"Left to themselves, multinational companies and Chinese manufacturers will continue to pursue business and labour practices that ultimately abuse Chinese workers," the report said, noting that the entire industry is unregulated and that Apple only pays £3.99 to manufacture a £600 iPhone, leaving factories little option but to make profits by exploiting workers.
Earlier this week, another employee at Foxconn, the world's largest electronics manufacturer was found dead at the company's sprawling factory in the southern city of Shenzhen, where over 250,000 workers assemble gadgets for almost every major electronics company.
Last year, a suicide cluster at Foxconn claimed 14 lives and prompted intense scrutiny of the inhuman working practices in the electronics industry.
However, China Labour Watch said the industry had failed to change its ways and was still ruthlessly putting larger profits above a minimum standard of welfare for workers.
"Foxconn is not the only company that should bear responsibility for worker suicides: Apple, HP, Dell and other international companies should also be held responsible, as their goal of profit maximisation comes at the cost of the workers' wages and sub-optimal working conditions," the report argued.
In some factories, it is alleged, workers were not given contracts, or pay slips, and while there was a trade union in one factory, operated by Quanta, the world's largest laptop maker, "workers did not know if there are any representatives in the union or if any workers had ever had a meeting with the union".
One of the factories named in the report, run by MSI, a Taiwanese firm, said: "We admit that it is very common in the electronic industry to have long overtime hours, and we admit our factories in China need to take a long hard look at themselves." Another one, run by Tyco, said it disputed the accuracy of the report and accused China Labor Watch of not interviewing a representative sample. "We have a high turnover rate of workers in this industry," said a spokesman.
Apple, Dell, HP and Nokia did not return requests for a comment.
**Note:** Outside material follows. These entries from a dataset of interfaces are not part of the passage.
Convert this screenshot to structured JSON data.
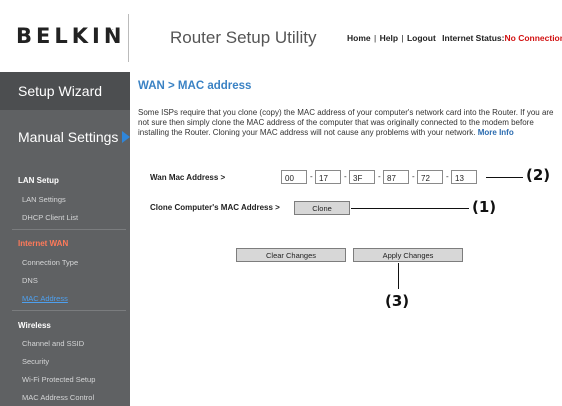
{
  "header": {
    "logo": "BELKIN",
    "logo_mark": ".",
    "app_title": "Router Setup Utility",
    "links": {
      "home": "Home",
      "help": "Help",
      "logout": "Logout",
      "sep": "|"
    },
    "internet_status_label": "Internet Status:",
    "internet_status_value": "No Connection"
  },
  "sidebar": {
    "setup_wizard": "Setup Wizard",
    "manual_settings": "Manual Settings",
    "lan_setup": {
      "title": "LAN Setup",
      "items": [
        "LAN Settings",
        "DHCP Client List"
      ]
    },
    "internet_wan": {
      "title": "Internet WAN",
      "items": [
        "Connection Type",
        "DNS",
        "MAC Address"
      ]
    },
    "wireless": {
      "title": "Wireless",
      "items": [
        "Channel and SSID",
        "Security",
        "Wi-Fi Protected Setup",
        "MAC Address Control"
      ]
    }
  },
  "main": {
    "heading": "WAN > MAC address",
    "intro": "Some ISPs require that you clone (copy) the MAC address of your computer's network card into the Router. If you are not sure then simply clone the MAC address of the computer that was originally connected to the modem before installing the Router. Cloning your MAC address will not cause any problems with your network.",
    "more_info": "More Info",
    "wan_mac_label": "Wan Mac Address >",
    "mac_octets": [
      "00",
      "17",
      "3F",
      "87",
      "72",
      "13"
    ],
    "mac_sep": "-",
    "clone_label": "Clone Computer's MAC Address >",
    "clone_button": "Clone",
    "clear_button": "Clear Changes",
    "apply_button": "Apply Changes"
  },
  "callouts": {
    "c1": "(1)",
    "c2": "(2)",
    "c3": "(3)"
  }
}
In annual reports earlier this year, Apple revealed that child labour at its suppliers in China is worsening, with 91 children under the age of 16 being found in factories making Apple goods. Dell, meanwhile, admitted that only 46 per cent of its suppliers were following its rules.
Sony and Motorola both said they were committed to improving working conditions, but declined to comment further. "Many of these companies state that they are implementing far-reaching reforms, but we have yet to see any evidence of this," said Li Qiang, the executive director of CLW.